MongoDB Inc. is the latest database software vendor to launch an initial public offering.
The New York-based NoSQL startup announced it has filed a registration statement with the U.S. Securities and Exchange Commission to take the company public. The number of shares to be offered on the tech-heavy Nasdaq exchange and the stock price have yet to be determined, the company said in a statement on Thursday (Sept. 21.)
MongoDB joins a growing list of cloud-oriented startups that have launched IPOs this year. Cloudera (NYSE: CLDR), the big data analytics and Hadoop software vendor, filed regulatory paperwork for stock offering in March that was expected to raise about $200 million.
MongoDB and other database vendors are hustling to raise cash as they meet stiff competition in the evolving database market from established players such as IBM (NYSE: IBM) and Oracle (NYSE: ORCL) along with leading cloud vendors Amazon Web Services (NASDAQ: AMZN) and Micosoft Azure (NASDAQ: MSFT).
MongoDB’s revenues have soared on an annual basis but it continues to burn through cash. According to the web site Crunchbase.com MongoDB has raised more than $300 million on equity markets since 2008.
Allen & Co., Barclays Capital, Goldman Sachs and Morgan Stanley are jointly overseeing the MongoDB’s IPO.
The decision to offer its stock comes as MongoDB adds more analytics features to its core database platform. These and other recent stock offerings by Hadoop software vendors reflect a shift away from the analytics framework to AI-driven cloud platforms.
Moreover, the complexity of on-premises Hadoop deployments is accelerating the shift to public clouds as vendors begin replacing Hadoop, market analysts note.
The number of technology IPOs in 2017 “is indicative of a larger shift in the industry, particularly with regards to cloud technology,” noted Ramin Sayar, CEO of Sumo Logic, a MongoDB partner. “Now more than ever, the shift to the cloud and industry-wide adoption of other emerging technologies has created an opening for companies like MongoDB to move beyond legacy companies and databases and capitalize on the complex and evolving requirements of business applications.”

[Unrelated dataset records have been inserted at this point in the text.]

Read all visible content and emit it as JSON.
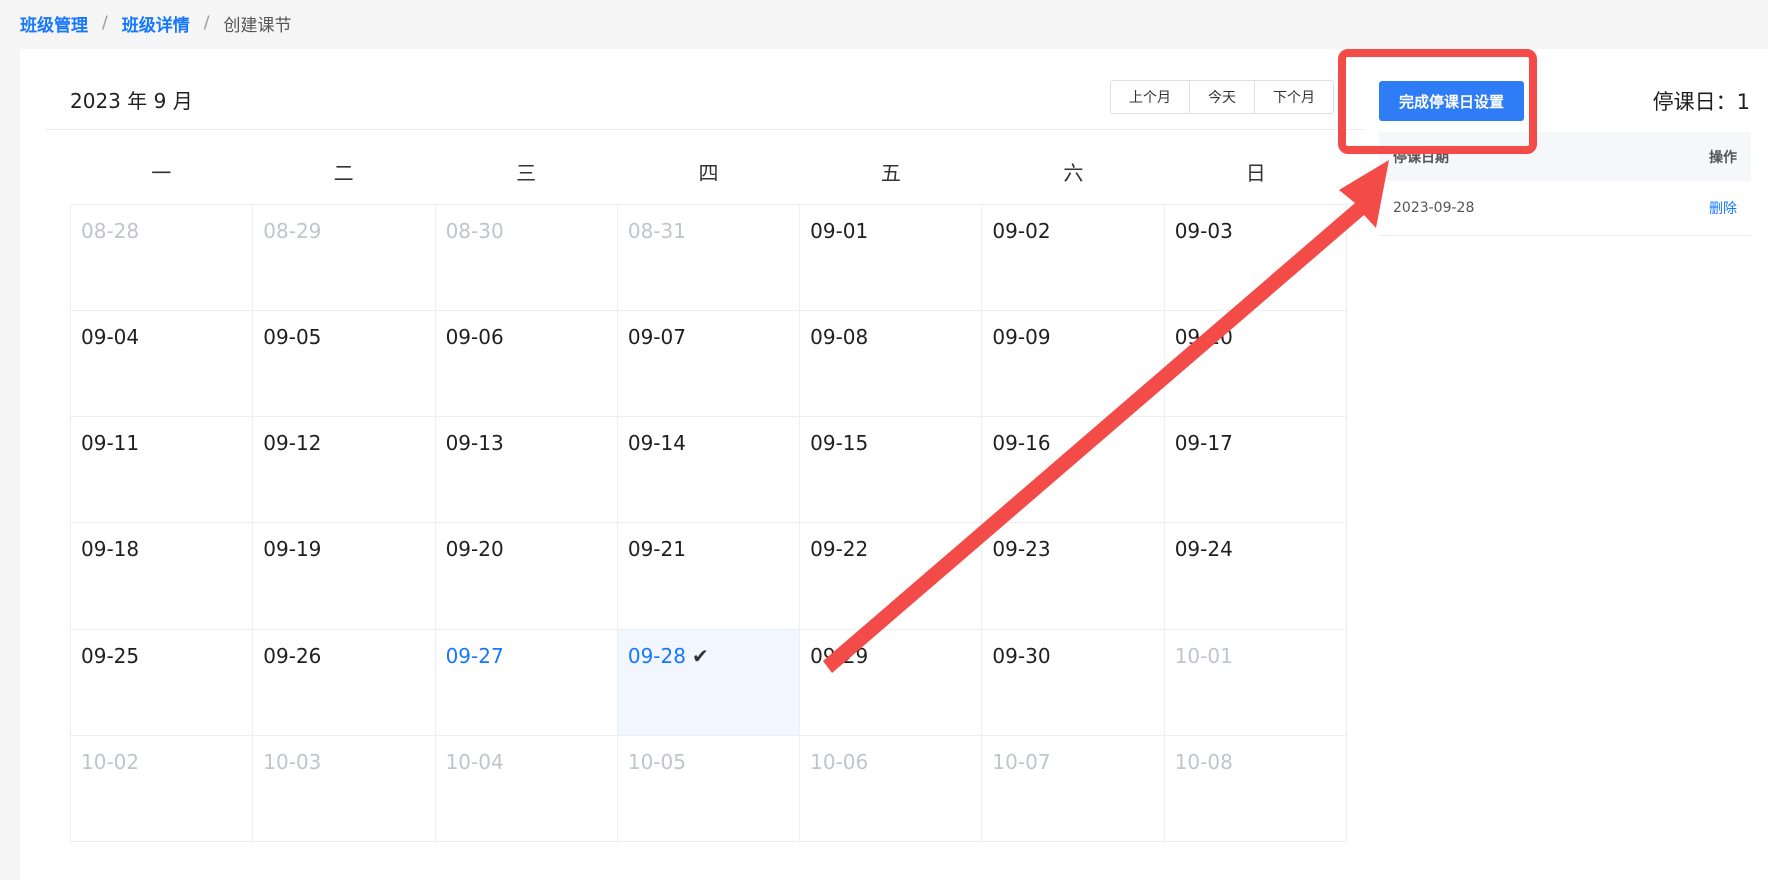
{
  "breadcrumb": {
    "items": [
      {
        "label": "班级管理",
        "link": true
      },
      {
        "label": "班级详情",
        "link": true
      },
      {
        "label": "创建课节",
        "link": false
      }
    ],
    "separator": "/"
  },
  "calendar": {
    "title": "2023 年 9 月",
    "nav": {
      "prev": "上个月",
      "today": "今天",
      "next": "下个月"
    },
    "weekdays": [
      "一",
      "二",
      "三",
      "四",
      "五",
      "六",
      "日"
    ],
    "days": [
      {
        "label": "08-28",
        "state": "other"
      },
      {
        "label": "08-29",
        "state": "other"
      },
      {
        "label": "08-30",
        "state": "other"
      },
      {
        "label": "08-31",
        "state": "other"
      },
      {
        "label": "09-01",
        "state": "current"
      },
      {
        "label": "09-02",
        "state": "current"
      },
      {
        "label": "09-03",
        "state": "current"
      },
      {
        "label": "09-04",
        "state": "current"
      },
      {
        "label": "09-05",
        "state": "current"
      },
      {
        "label": "09-06",
        "state": "current"
      },
      {
        "label": "09-07",
        "state": "current"
      },
      {
        "label": "09-08",
        "state": "current"
      },
      {
        "label": "09-09",
        "state": "current"
      },
      {
        "label": "09-10",
        "state": "current"
      },
      {
        "label": "09-11",
        "state": "current"
      },
      {
        "label": "09-12",
        "state": "current"
      },
      {
        "label": "09-13",
        "state": "current"
      },
      {
        "label": "09-14",
        "state": "current"
      },
      {
        "label": "09-15",
        "state": "current"
      },
      {
        "label": "09-16",
        "state": "current"
      },
      {
        "label": "09-17",
        "state": "current"
      },
      {
        "label": "09-18",
        "state": "current"
      },
      {
        "label": "09-19",
        "state": "current"
      },
      {
        "label": "09-20",
        "state": "current"
      },
      {
        "label": "09-21",
        "state": "current"
      },
      {
        "label": "09-22",
        "state": "current"
      },
      {
        "label": "09-23",
        "state": "current"
      },
      {
        "label": "09-24",
        "state": "current"
      },
      {
        "label": "09-25",
        "state": "current"
      },
      {
        "label": "09-26",
        "state": "current"
      },
      {
        "label": "09-27",
        "state": "highlight"
      },
      {
        "label": "09-28",
        "state": "selected",
        "check": "✔"
      },
      {
        "label": "09-29",
        "state": "current"
      },
      {
        "label": "09-30",
        "state": "current"
      },
      {
        "label": "10-01",
        "state": "other"
      },
      {
        "label": "10-02",
        "state": "other"
      },
      {
        "label": "10-03",
        "state": "other"
      },
      {
        "label": "10-04",
        "state": "other"
      },
      {
        "label": "10-05",
        "state": "other"
      },
      {
        "label": "10-06",
        "state": "other"
      },
      {
        "label": "10-07",
        "state": "other"
      },
      {
        "label": "10-08",
        "state": "other"
      }
    ]
  },
  "sidepanel": {
    "done_button": "完成停课日设置",
    "stop_count": "停课日：1",
    "table": {
      "headers": [
        "停课日期",
        "操作"
      ],
      "rows": [
        {
          "date": "2023-09-28",
          "action": "删除"
        }
      ]
    }
  },
  "colors": {
    "accent": "#1677ff",
    "button": "#2e7cf6",
    "annotation": "#f24b48",
    "muted": "#c0c4cc",
    "selected_bg": "#f2f7ff"
  }
}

In a survey of public cloud deployments released this week, Sumo Logic reported that MongoDB accounts for an estimated 11 percent of database usage on Amazon Web Services.